To get just that, two senior scientists from The Good Food Institute, mechanical engineer Christie Lagally and bioengineering specialist Dr. Liz Specht, have broken down the four critical technologies required to get clean meat to market, and what it will take to get it there.
1. Cell Lines
Cell lines contain the different types of cells–muscle, fat, and more–that then proliferate in cell culture to create slaughter-free meat. Thanks to decades of research in the biomedical community, the technology for producing these cell lines is already well advanced. However, until now there has never been a reason for scientists to formulate cell lines that are relevant for clean meat production.
As clean meat becomes the focus of more capital investment, that motivation is becoming evident.
2. Cell Culture Media
Media is the nutrient mixture that allows cell lines to grow and replicate. Currently, most clean meat production relies on animal-based serum, which is problematic not only because this type of serum is a by-product of factory farming, but also because it is notoriously inconsistent from batch to batch.
“To put it succinctly, once clean meat is commercialized, no animal products will be used in media, for both ethical and practical reasons,” Dr. Specht explains. “Fortunately, hundreds of animal-free media formulations have been developed for use in research and human medicine. Now what’s needed is the funding and impetus to optimize these formulas for producing clean meat.”
Further innovation is needed to develop lower-cost formulations and media recycling capabilities in order for clean meat to reach price parity with conventional meat—because while no one will haggle over the cost of their replacement knee cartilage, a hamburger can’t cost as much as a medical procedure.
Once relevant cell lines are available and given animal-free media to encourage growth, scaffolding is required to direct cells to grow in the ideal ratio and shape.
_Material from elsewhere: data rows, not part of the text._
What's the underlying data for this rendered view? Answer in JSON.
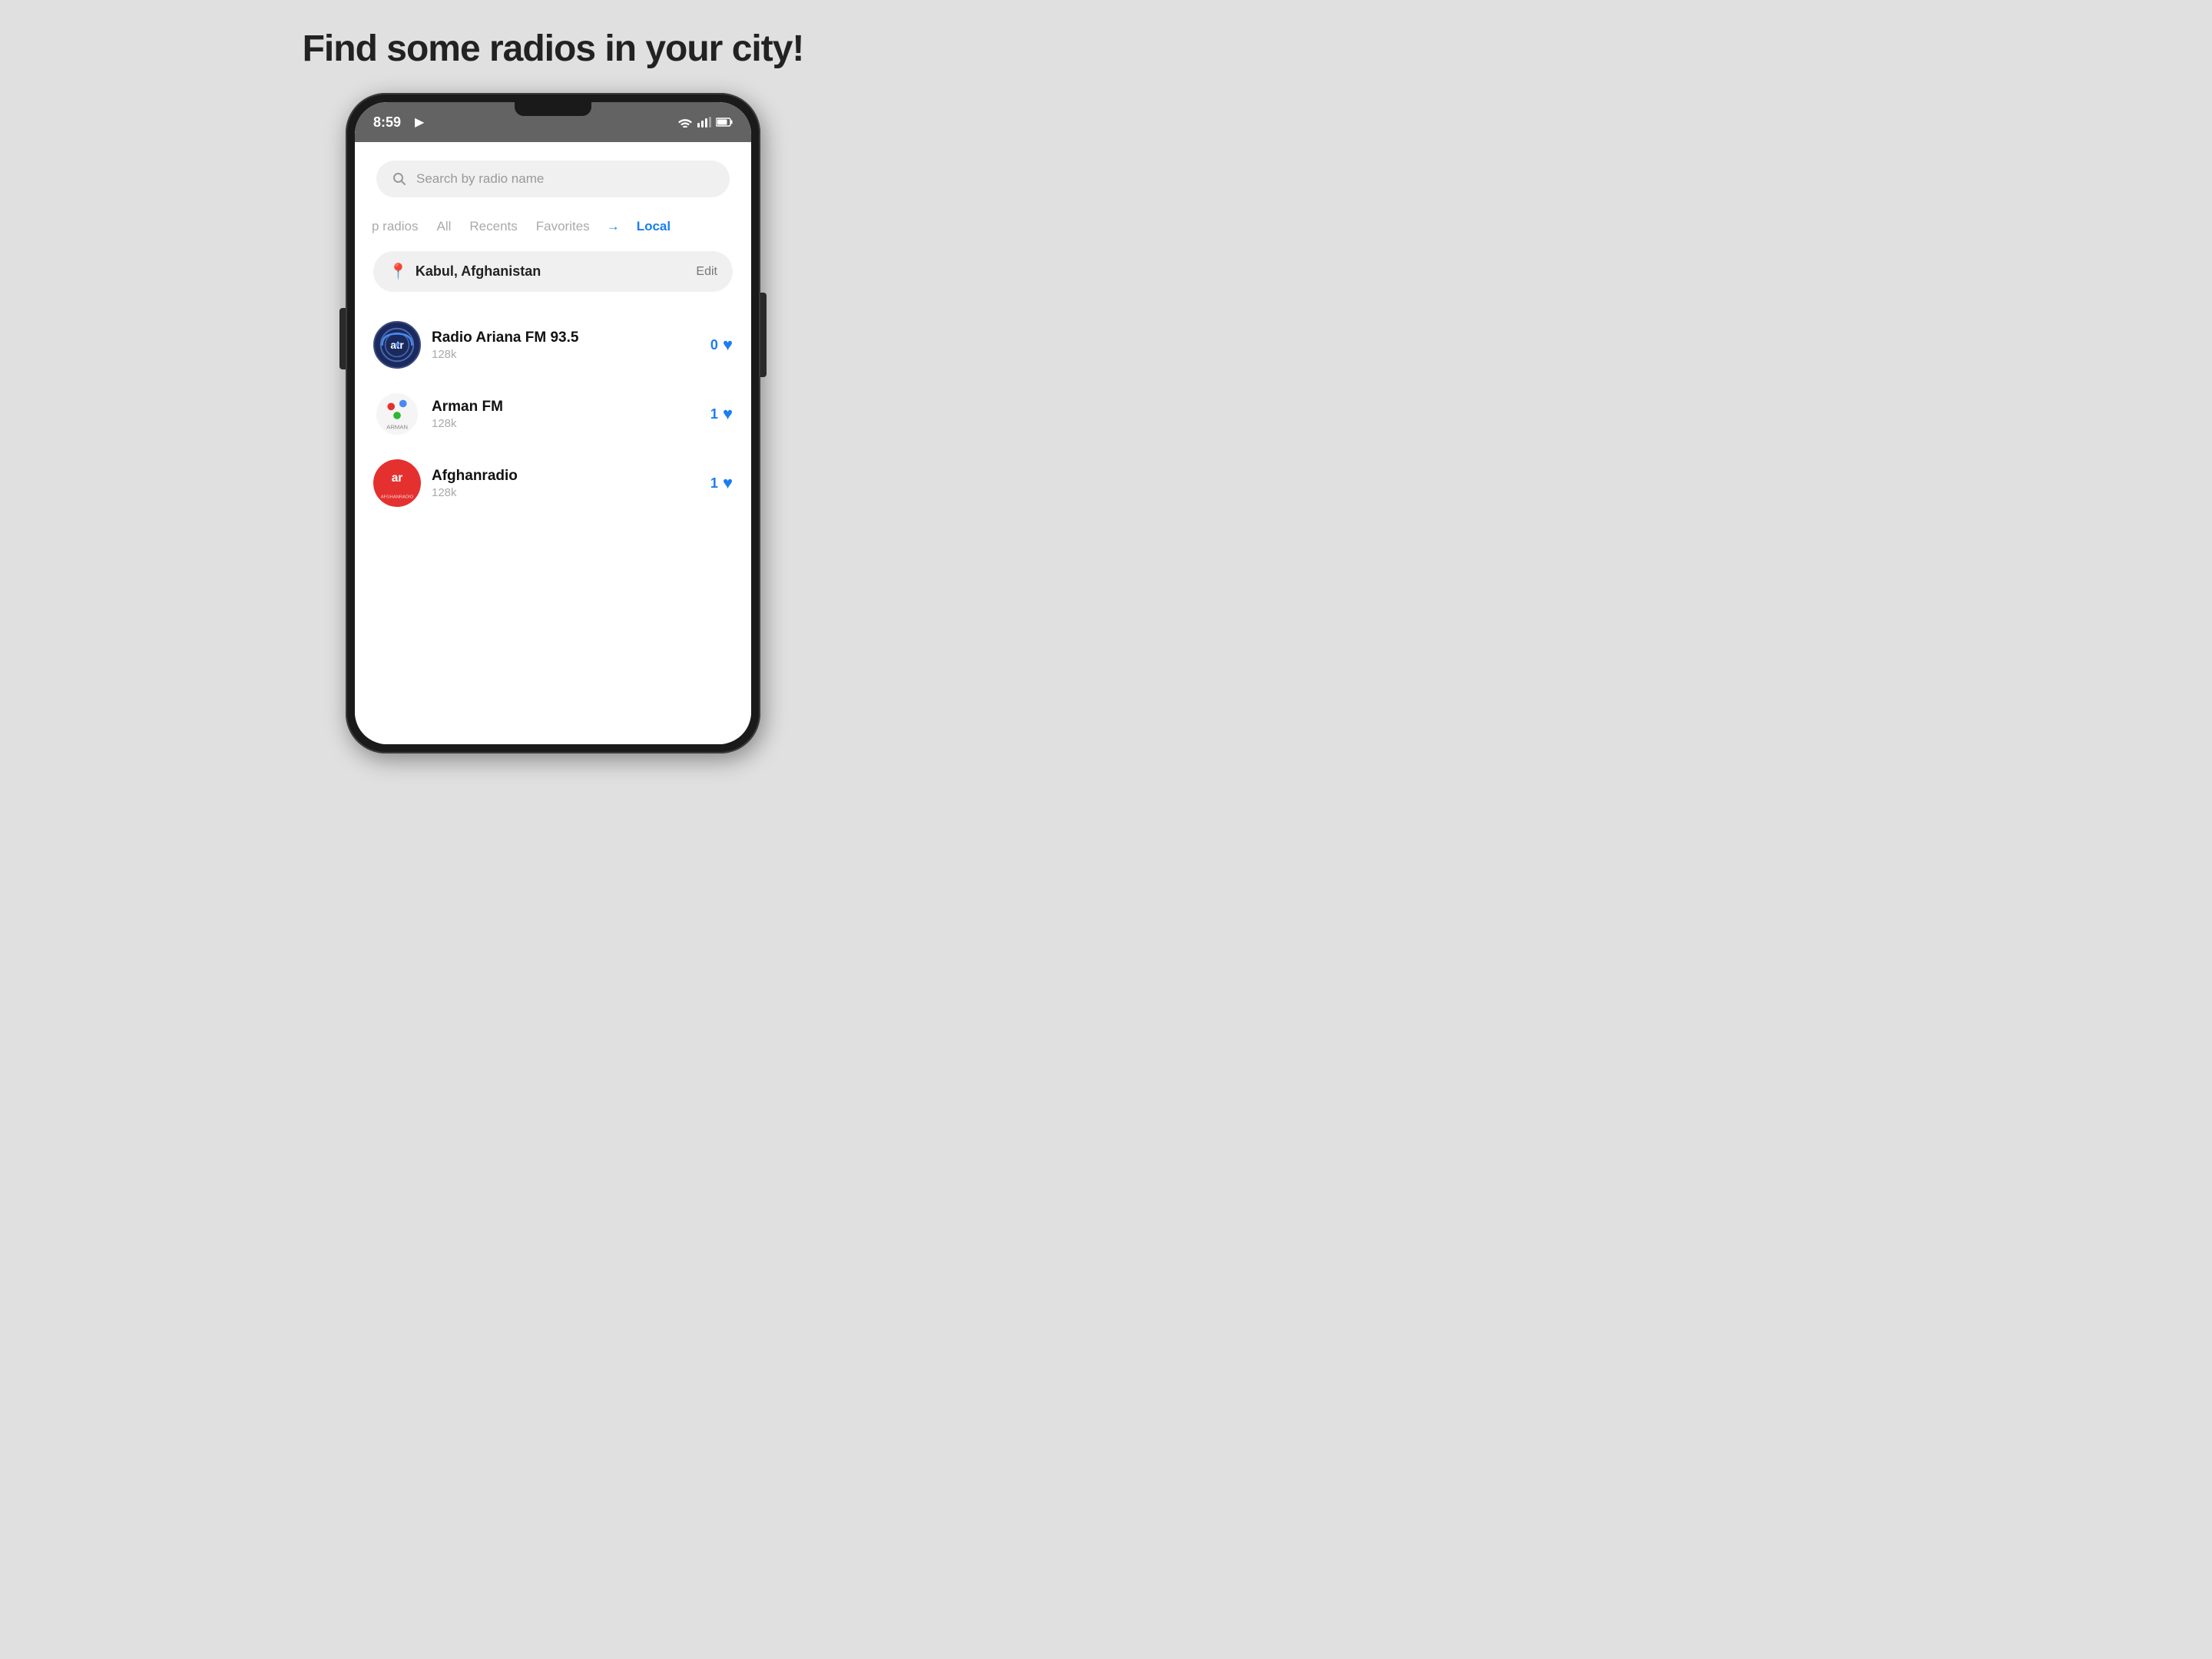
{
  "page": {
    "title": "Find some radios in your city!",
    "background_color": "#e0e0e0"
  },
  "status_bar": {
    "time": "8:59",
    "play_indicator": "▶"
  },
  "search": {
    "placeholder": "Search by radio name"
  },
  "tabs": [
    {
      "id": "top",
      "label": "p radios",
      "active": false
    },
    {
      "id": "all",
      "label": "All",
      "active": false
    },
    {
      "id": "recents",
      "label": "Recents",
      "active": false
    },
    {
      "id": "favorites",
      "label": "Favorites",
      "active": false
    },
    {
      "id": "local",
      "label": "Local",
      "active": true
    }
  ],
  "location": {
    "name": "Kabul, Afghanistan",
    "edit_label": "Edit"
  },
  "radios": [
    {
      "id": "ariana",
      "name": "Radio Ariana FM 93.5",
      "bitrate": "128k",
      "favorites": "0"
    },
    {
      "id": "arman",
      "name": "Arman FM",
      "bitrate": "128k",
      "favorites": "1"
    },
    {
      "id": "afghanradio",
      "name": "Afghanradio",
      "bitrate": "128k",
      "favorites": "1"
    }
  ]
}
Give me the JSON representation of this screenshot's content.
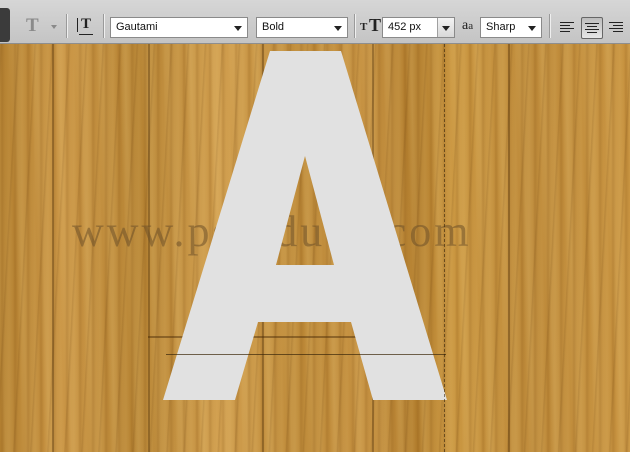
{
  "options_bar": {
    "font_family": "Gautami",
    "font_style": "Bold",
    "font_size": "452 px",
    "anti_alias": "Sharp",
    "aa_glyph_big": "a",
    "aa_glyph_small": "a",
    "tool_glyph": "T",
    "size_glyph": "T",
    "alignment_selected": "center",
    "icons": [
      "type-tool-icon",
      "text-orientation-icon",
      "font-size-icon",
      "anti-alias-icon",
      "align-left-icon",
      "align-center-icon",
      "align-right-icon"
    ]
  },
  "canvas": {
    "letter": "A",
    "watermark": "www.psd-dude.com",
    "letter_color": "#e1e1e1"
  }
}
This is important to ensure that the final product tastes and looks like the conventionally-produced meat people are used to.
Mark Post’s first hamburger and Memphis Meat’s first meatball were comprised entirely of muscle cells, but a realistic clean meat product has to contain muscle, fat, connective tissue – all of the bite-to-bite variation that appeals to consumers.
Several materials that are already used in food products are being explored as edible clean meat scaffolds, and the Bay-area startup Geltor is looking at the possibility of creating scaffolding using animal-free collagen.
At scale, clean meat will be “brewed” in large fermenters, much like you would find in a Budweiser (or Dogfish Head) factory. Right now, the bioreactors available for clean meat production are nowhere near the size needed to meaningfully disrupt the food system.
Luckily, clean meat pioneers have proposed several options for the large-scale production of clean meat, including stirred tank reactors, perfusion reactors, and packed-bed reactors (which, going back to the brewery analogy, is conveniently abbreviated as “PBR”). Most likely, the production pipeline will actually entail different types of bioreactors for different stages of the process – one for growing the cells, and another for coaxing them into fat and muscle on a scaffold. Developing and testing this equipment simply requires (you guessed it) additional funding and a coordinated engineering effort.
“To get clean meat to market in five years, it’s going to take a concerted effort from researchers and significant investment support,” GFI’s Lagally explains. “Clean meat requires a multidisciplinary collaboration, but there is every reason for investors and entrepreneurs to bring this product to the commercial market, and we expect them to take hold of this monumental opportunity.”
With funding to grease the wheels of innovation, market leaders like Mosa Meats, SuperMeat, and Memphis Meats will answer the biggest question in food tech: How do we feed 9.7 billion people by 2050 without inducing a climate meltdown?
For investors interested in doing well while doing the most good, clean meat represents an incredibly compelling opportunity.